• Another method is to consider a test of the hypothesis that the parameters true value is θ
• If the variables are discrete by convention one constructs the confidence belt by requiring P(x1<x<x2|θ) >= 1-a
Examples
• Data consisting of a single random variable x that follows a Gaussian distribution
• Counting experiments
Poisson Confidence Interval
• We previously mentioned that the number of events produced in a reaction with cross section σ and fixed luminosity L follows a Poisson distribution with mean v=σ∫Ldt
• P(n;v) = e-v vn / n!
• If the variables are discrete by convention one constructs the confidence belt by requiring P(x1<x<x2|θ) >= 1-a
• Example: Measuring the Higgs production cross section assuming no background
Poisson Confidence Interval

Poisson Distribution

Confidence Intervals
• Sometimes though confidence intervals

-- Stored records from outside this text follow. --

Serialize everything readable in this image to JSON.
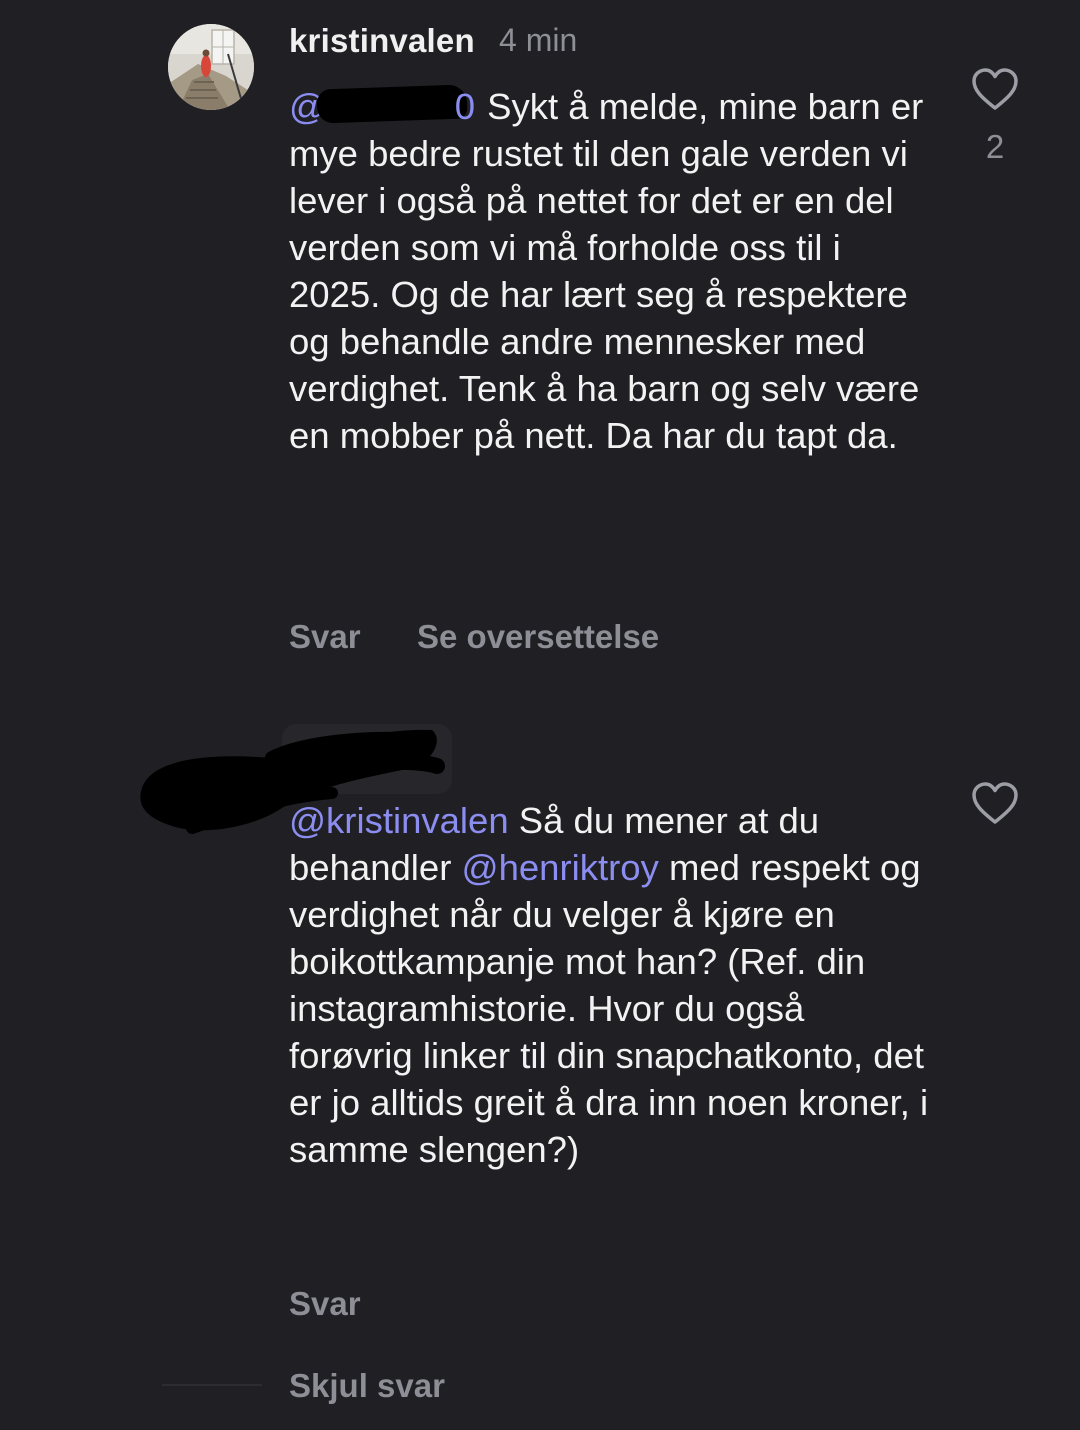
{
  "comments": [
    {
      "username": "kristinvalen",
      "time": "4 min",
      "mention_start": "@",
      "mention_end": "0",
      "text": "Sykt å melde, mine barn er mye bedre rustet til den gale verden vi lever i også på nettet for det er en del verden som vi må forholde oss til i 2025. Og de har lært seg å respektere og behandle andre mennesker med verdighet. Tenk å ha barn og selv være en mobber på nett. Da har du tapt da.",
      "like_count": "2",
      "reply_label": "Svar",
      "translate_label": "Se oversettelse"
    },
    {
      "mention_1": "@kristinvalen",
      "text_1": " Så du mener at du behandler ",
      "mention_2": "@henriktroy",
      "text_2": " med respekt og verdighet når du velger å kjøre en boikottkampanje mot han? (Ref. din instagramhistorie. Hvor du også forøvrig linker til din snapchatkonto, det er jo alltids greit å dra inn noen kroner, i samme slengen?)",
      "reply_label": "Svar"
    }
  ],
  "thread": {
    "hide_replies_label": "Skjul svar"
  },
  "icons": {
    "like": "heart-outline-icon"
  },
  "colors": {
    "background": "#1f1f24",
    "mention": "#8b8ef0",
    "muted": "#8e8e96"
  }
}
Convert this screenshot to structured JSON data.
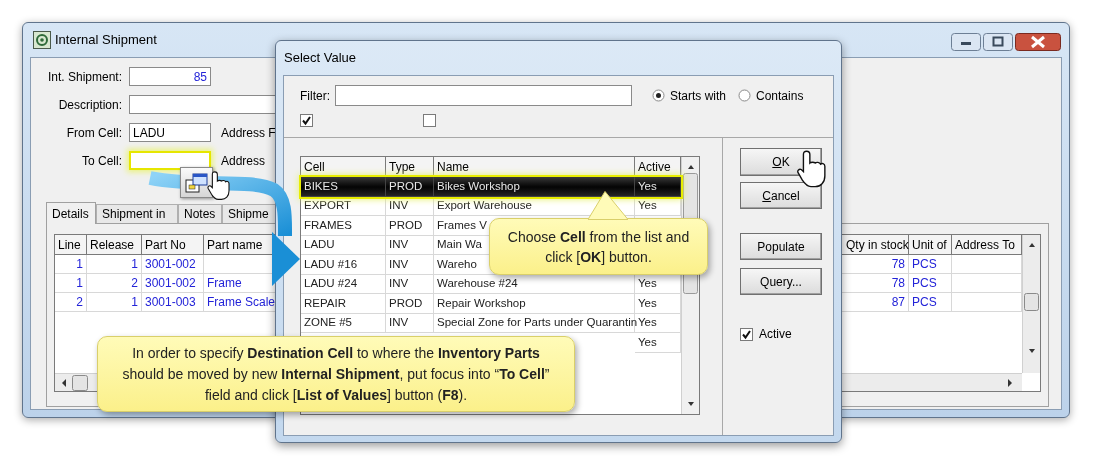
{
  "main_window": {
    "title": "Internal Shipment",
    "fields": [
      {
        "label": "Int. Shipment:",
        "value": "85",
        "kind": "number",
        "focused": false
      },
      {
        "label": "Description:",
        "kind": "text",
        "focused": false
      },
      {
        "label": "From Cell:",
        "value": "LADU",
        "kind": "text",
        "focused": false,
        "side_label": "Address F"
      },
      {
        "label": "To Cell:",
        "kind": "text",
        "focused": true,
        "side_label": "Address"
      }
    ],
    "tabs": [
      {
        "label": "Details",
        "selected": true
      },
      {
        "label": "Shipment in",
        "selected": false
      },
      {
        "label": "Notes",
        "selected": false
      },
      {
        "label": "Shipme",
        "selected": false
      }
    ],
    "grid": {
      "columns": [
        "Line",
        "Release",
        "Part No",
        "Part name"
      ],
      "right_columns": [
        "Qty in stock",
        "Unit of",
        "Address To"
      ],
      "rows": [
        {
          "line": "1",
          "release": "1",
          "part_no": "3001-002",
          "qty": "78",
          "unit": "PCS"
        },
        {
          "line": "1",
          "release": "2",
          "part_no": "3001-002",
          "part_name": "Frame",
          "qty": "78",
          "unit": "PCS"
        },
        {
          "line": "2",
          "release": "1",
          "part_no": "3001-003",
          "part_name": "Frame Scale",
          "qty": "87",
          "unit": "PCS"
        }
      ]
    }
  },
  "dialog": {
    "title": "Select Value",
    "filter_label": "Filter:",
    "match_options": [
      {
        "label": "Starts with",
        "selected": true
      },
      {
        "label": "Contains",
        "selected": false
      }
    ],
    "checkboxes": [
      {
        "checked": true
      },
      {
        "checked": false
      }
    ],
    "list": {
      "columns": [
        "Cell",
        "Type",
        "Name",
        "Active"
      ],
      "rows": [
        {
          "cell": "BIKES",
          "type": "PROD",
          "name": "Bikes Workshop",
          "active": "Yes",
          "selected": true
        },
        {
          "cell": "EXPORT",
          "type": "INV",
          "name": "Export Warehouse",
          "active": "Yes",
          "selected": false
        },
        {
          "cell": "FRAMES",
          "type": "PROD",
          "name": "Frames V",
          "selected": false
        },
        {
          "cell": "LADU",
          "type": "INV",
          "name": "Main Wa",
          "selected": false
        },
        {
          "cell": "LADU #16",
          "type": "INV",
          "name": "Wareho",
          "selected": false
        },
        {
          "cell": "LADU #24",
          "type": "INV",
          "name": "Warehouse #24",
          "active": "Yes",
          "selected": false
        },
        {
          "cell": "REPAIR",
          "type": "PROD",
          "name": "Repair Workshop",
          "active": "Yes",
          "selected": false
        },
        {
          "cell": "ZONE #5",
          "type": "INV",
          "name": "Special Zone for Parts under Quarantin",
          "active": "Yes",
          "selected": false
        },
        {
          "active": "Yes",
          "selected": false
        }
      ]
    },
    "buttons": [
      {
        "label": "OK",
        "mnemonic": true
      },
      {
        "label": "Cancel",
        "mnemonic": true
      },
      {
        "label": "Populate",
        "mnemonic": false
      },
      {
        "label": "Query...",
        "mnemonic": false
      }
    ],
    "active_checkbox": {
      "label": "Active",
      "checked": true
    }
  },
  "callouts": [
    {
      "text": "Choose **Cell** from the list and click [**OK**] button."
    },
    {
      "text": "In order to specify **Destination Cell** to where the **Inventory Parts** should be moved by new **Internal Shipment**, put focus into “**To Cell**” field and click [**List of Values**] button (**F8**)."
    }
  ]
}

• Are empty
• Reduce in size when the background estimate increases
• Are smaller for a poorer experiment
• Exclude parameters for which the experiment is insensitive
• Example
• We know that P(x=0|v=2.3) = 0.1
• v < 2.3 @ 90% CL
• If the number of background events b is 3, then since v = s + b, number of signal events s < -0.7 at 90% CL?